In May, we reported that a 18-inch thick 115-metre wide concrete dome-shaped bomb crater — built on the Marshall Islands by the United States to put about 111,000 cubic yards of radioactive waste out of 67 nuclear weapons tests it conducted for 12 years (from 1946 to 1958) during the Cold War — is developing significant cracks, could be leaking toxic nuclear waste into the Pacific Ocean, and could break apart if hit by a tropical storm.
If this piece of information wasn’t alarming enough, a new research carried out by Columbia University has discovered that radioactive waste is leaking into the sea on tropical islands between Australia and Hawaii where radiation is 1000 times higher than toxic sites of stricken nuclear power stations at Chernobyl and Fukushima.
According to the research, levels of nuclear isotopes including plutonium-(239,240), americium-241, and bismuth-207 found on the Bikini and Enewetak Atolls on the Marshall Islands in the central Pacific — a sprawling chain of volcanic islands and coral atolls located halfway between Australia and Hawaii — were many times above the legal exposure limit agreed by the US and Marshall Island governments.
In a peer-reviewed study, researchers found that soil on four isles of the Marshall Islands contains concentrations of nuclear isotopes that greatly exceed those found near the Chernobyl and Fukushima nuclear power plants. Plutonium levels on Bikini Atoll, the site of the world’s largest-ever hydrogen bomb — the most powerful ever detonated by the United States, about 1,000 times bigger than the atomic bomb dropped on Hiroshima —’were up to 15 to 1000 times higher than in samples from areas affected by the Chernobyl and Fukushima disasters‘.

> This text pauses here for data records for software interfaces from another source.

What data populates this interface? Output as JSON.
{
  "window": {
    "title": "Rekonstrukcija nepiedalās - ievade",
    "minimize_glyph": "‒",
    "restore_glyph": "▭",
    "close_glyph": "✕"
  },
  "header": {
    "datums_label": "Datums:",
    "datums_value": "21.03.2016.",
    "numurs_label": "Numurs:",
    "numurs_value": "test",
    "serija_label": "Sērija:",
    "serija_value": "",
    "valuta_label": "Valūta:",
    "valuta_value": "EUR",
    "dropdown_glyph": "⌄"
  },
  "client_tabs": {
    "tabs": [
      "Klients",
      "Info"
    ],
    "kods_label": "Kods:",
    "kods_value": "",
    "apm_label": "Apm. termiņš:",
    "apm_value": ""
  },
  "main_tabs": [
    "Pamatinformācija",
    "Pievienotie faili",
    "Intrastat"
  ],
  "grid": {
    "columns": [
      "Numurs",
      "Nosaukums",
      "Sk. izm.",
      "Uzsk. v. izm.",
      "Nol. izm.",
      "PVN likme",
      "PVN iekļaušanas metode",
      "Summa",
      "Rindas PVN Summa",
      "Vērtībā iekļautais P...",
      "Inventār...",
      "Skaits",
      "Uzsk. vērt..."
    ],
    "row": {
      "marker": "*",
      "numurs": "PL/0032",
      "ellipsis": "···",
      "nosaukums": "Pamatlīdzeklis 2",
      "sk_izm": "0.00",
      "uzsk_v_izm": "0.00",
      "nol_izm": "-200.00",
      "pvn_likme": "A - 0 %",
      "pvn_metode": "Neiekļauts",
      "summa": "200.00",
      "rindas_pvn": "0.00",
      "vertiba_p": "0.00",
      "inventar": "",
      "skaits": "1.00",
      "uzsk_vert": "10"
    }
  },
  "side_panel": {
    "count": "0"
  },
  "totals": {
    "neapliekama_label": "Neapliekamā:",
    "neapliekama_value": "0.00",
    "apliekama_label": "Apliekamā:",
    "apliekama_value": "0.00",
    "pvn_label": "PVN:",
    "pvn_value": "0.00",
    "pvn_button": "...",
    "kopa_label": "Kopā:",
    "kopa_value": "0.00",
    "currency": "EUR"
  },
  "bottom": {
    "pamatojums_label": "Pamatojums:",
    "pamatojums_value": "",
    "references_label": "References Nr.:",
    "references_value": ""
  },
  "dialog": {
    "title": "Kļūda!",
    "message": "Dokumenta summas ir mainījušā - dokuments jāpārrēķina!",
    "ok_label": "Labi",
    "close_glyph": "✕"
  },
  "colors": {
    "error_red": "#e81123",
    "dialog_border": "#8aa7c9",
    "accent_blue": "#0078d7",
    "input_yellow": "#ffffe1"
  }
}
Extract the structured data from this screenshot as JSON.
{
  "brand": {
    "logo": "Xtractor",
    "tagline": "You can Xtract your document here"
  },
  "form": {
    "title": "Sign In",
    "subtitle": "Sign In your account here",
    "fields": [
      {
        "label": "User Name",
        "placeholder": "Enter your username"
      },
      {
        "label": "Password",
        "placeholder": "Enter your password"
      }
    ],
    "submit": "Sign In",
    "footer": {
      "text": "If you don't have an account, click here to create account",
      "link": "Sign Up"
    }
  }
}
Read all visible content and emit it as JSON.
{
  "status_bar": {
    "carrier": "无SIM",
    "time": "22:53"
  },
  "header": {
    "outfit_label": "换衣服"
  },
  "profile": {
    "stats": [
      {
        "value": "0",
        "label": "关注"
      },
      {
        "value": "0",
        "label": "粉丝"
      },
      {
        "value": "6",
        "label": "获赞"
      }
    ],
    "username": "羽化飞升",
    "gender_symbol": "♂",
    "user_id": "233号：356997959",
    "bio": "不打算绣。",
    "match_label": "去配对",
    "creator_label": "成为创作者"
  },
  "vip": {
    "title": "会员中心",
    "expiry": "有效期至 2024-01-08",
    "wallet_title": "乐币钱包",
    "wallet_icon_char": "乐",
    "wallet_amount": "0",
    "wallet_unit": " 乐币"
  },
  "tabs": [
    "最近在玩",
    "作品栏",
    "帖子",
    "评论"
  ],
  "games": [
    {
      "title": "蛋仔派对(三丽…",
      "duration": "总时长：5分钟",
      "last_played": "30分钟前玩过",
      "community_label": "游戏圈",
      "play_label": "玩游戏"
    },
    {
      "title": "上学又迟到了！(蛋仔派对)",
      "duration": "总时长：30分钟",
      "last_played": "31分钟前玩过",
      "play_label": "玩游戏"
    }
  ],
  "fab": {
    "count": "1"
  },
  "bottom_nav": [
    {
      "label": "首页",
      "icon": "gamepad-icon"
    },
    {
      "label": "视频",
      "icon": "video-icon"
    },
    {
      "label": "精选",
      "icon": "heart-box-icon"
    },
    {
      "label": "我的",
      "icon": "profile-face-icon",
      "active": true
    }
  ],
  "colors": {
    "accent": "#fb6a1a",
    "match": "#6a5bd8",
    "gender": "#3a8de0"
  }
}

Three of the four islands — Bikini, Enjebi and Runit — are in atolls where nuclear testing took place. But one of the islands, Naen, is in Rongelap Atoll, nearly 100 miles away. However, researchers found concentrations of plutonium-238 on Naen, raising the possibility that the island was used as an unreported dumping ground. The only other place the researchers detected plutonium-238 isotope was at Runit island, where the United States created the dome-shaped bomb crater to dump its nuclear waste.
While the majority of residents were forced to flee their homes on the Marshall Islands during the height of the Cold War, an estimated 70,000 returned. Though the US Government says it was safe for those who wished to return home, locals have already been complaining of birth defects, diabetes, and high cancer rates. News.com.au quoted the researchers as saying:
“The tests caused unprecedented environmental contamination and, for the indigenous peoples of the islands, long-term adverse health effects. The presence of radioactive isotopes on the Runit Island is a real concern, and residents should be warned against any use of the island. Moreover, wash-off of existing isotopes off the islands into the ocean from weathering and continued sea level rise continues to threaten, further contaminating the lagoon and the ocean at large.”
Although Terry Hamilton, the U.S. Department of Energy’s lead researcher on Marshall Island radiation issues, believes the Columbia researchers’ approach seemed reasonable given the costs of pursuing such research in a remote part of the world, he says their methodology and equipment could have overestimated the radiation they were detecting.
But Nikolic Hughes and her husband, Emlyn Hughes, a Columbia University particle physicist and co-director of the K equals 1 project, reject Terry’s claims that their methodology was flawed. The intent of their studies, they said, was to provide the Marshallese with an independent assessment — research not considered suspect because it was conducted by a government responsible for the contamination.
“The work provides valuable background information for local policymakers,” said Jan Beyea, a retired radiation physicist who has worked with the National Academy of Sciences but was not involved with the research. “Implicitly, I think these results might caution efforts to return, because of the readings found.”
HBO’s hit docudrama Chernobyl first showed the world the harrowing effects of radiation poisoning. While thousands living in close proximity to the nuclear plant died agonisingly painful deaths as their blood vessels haemorrhaged and their skin melted from their bodies, hundreds were left with horrific side effects from cancers to miscarriages.
After the Castle Bravo bomb – 1,000 times more powerful than either of the bombs dropped on the Japanese cities of Hiroshima or Nagasaki – was detonated on the morning of March 1, 1954, islanders more than 160 km away mistook fallout for snow. It caused skin burns, hair loss, nausea and eventually cancer in many who were exposed.